_WORK ITEM_. Down to the last word, output the records below, skipping any images.

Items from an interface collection
----
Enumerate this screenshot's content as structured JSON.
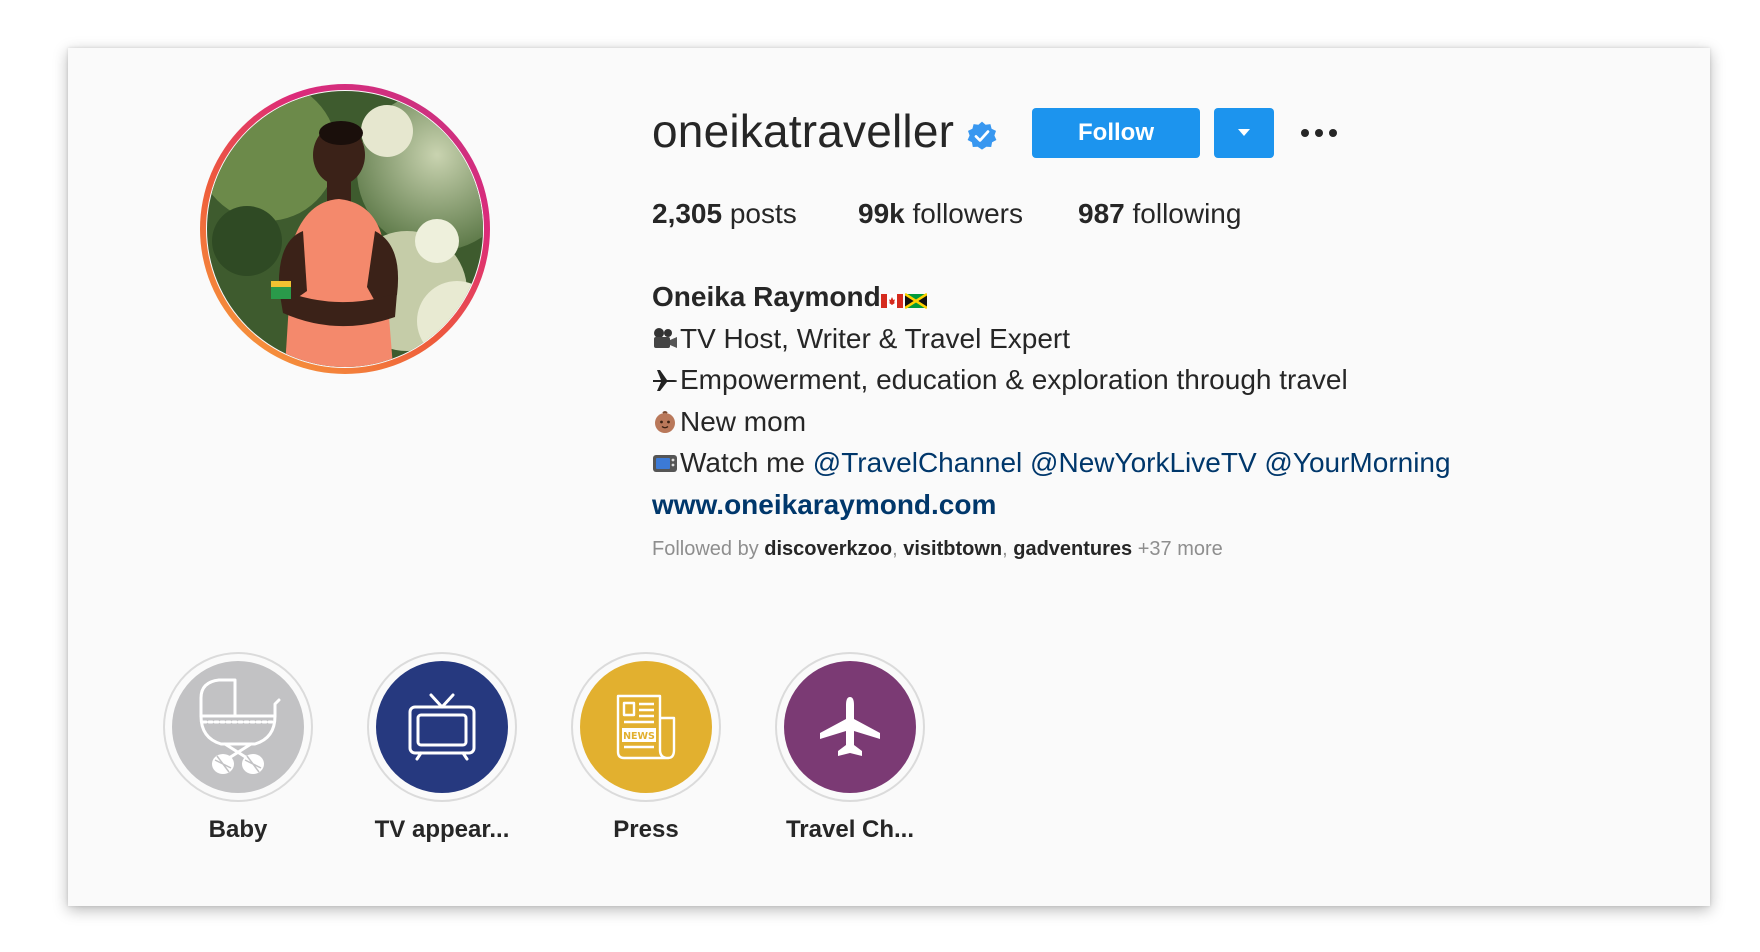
{
  "profile": {
    "username": "oneikatraveller",
    "verified": true,
    "follow_label": "Follow",
    "stats": {
      "posts_count": "2,305",
      "posts_label": "posts",
      "followers_count": "99k",
      "followers_label": "followers",
      "following_count": "987",
      "following_label": "following"
    },
    "bio": {
      "name": "Oneika Raymond",
      "line1": "TV Host, Writer & Travel Expert",
      "line2": "Empowerment, education & exploration through travel",
      "line3": "New mom",
      "line4_prefix": "Watch me",
      "mentions": [
        "@TravelChannel",
        "@NewYorkLiveTV",
        "@YourMorning"
      ],
      "website": "www.oneikaraymond.com"
    },
    "followed_by": {
      "prefix": "Followed by",
      "accounts": [
        "discoverkzoo",
        "visitbtown",
        "gadventures"
      ],
      "more": "+37 more"
    }
  },
  "highlights": [
    {
      "label": "Baby",
      "icon": "baby-carriage-icon",
      "color": "#c2c2c4"
    },
    {
      "label": "TV appear...",
      "icon": "tv-icon",
      "color": "#26397f"
    },
    {
      "label": "Press",
      "icon": "newspaper-icon",
      "color": "#e2b02f"
    },
    {
      "label": "Travel Ch...",
      "icon": "airplane-icon",
      "color": "#7b3a74"
    }
  ],
  "colors": {
    "button_blue": "#1c94ee",
    "link_blue": "#00376b",
    "verified_blue": "#3897f0"
  }
}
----
_SOLUTION BELOW_.
Enumerate this screenshot's content as structured JSON.
{
  "profile": {
    "username": "oneikatraveller",
    "verified": true,
    "follow_label": "Follow",
    "stats": {
      "posts_count": "2,305",
      "posts_label": "posts",
      "followers_count": "99k",
      "followers_label": "followers",
      "following_count": "987",
      "following_label": "following"
    },
    "bio": {
      "name": "Oneika Raymond",
      "line1": "TV Host, Writer & Travel Expert",
      "line2": "Empowerment, education & exploration through travel",
      "line3": "New mom",
      "line4_prefix": "Watch me",
      "mentions": [
        "@TravelChannel",
        "@NewYorkLiveTV",
        "@YourMorning"
      ],
      "website": "www.oneikaraymond.com"
    },
    "followed_by": {
      "prefix": "Followed by",
      "accounts": [
        "discoverkzoo",
        "visitbtown",
        "gadventures"
      ],
      "more": "+37 more"
    }
  },
  "highlights": [
    {
      "label": "Baby",
      "icon": "baby-carriage-icon",
      "color": "#c2c2c4"
    },
    {
      "label": "TV appear...",
      "icon": "tv-icon",
      "color": "#26397f"
    },
    {
      "label": "Press",
      "icon": "newspaper-icon",
      "color": "#e2b02f"
    },
    {
      "label": "Travel Ch...",
      "icon": "airplane-icon",
      "color": "#7b3a74"
    }
  ],
  "colors": {
    "button_blue": "#1c94ee",
    "link_blue": "#00376b",
    "verified_blue": "#3897f0"
  }
}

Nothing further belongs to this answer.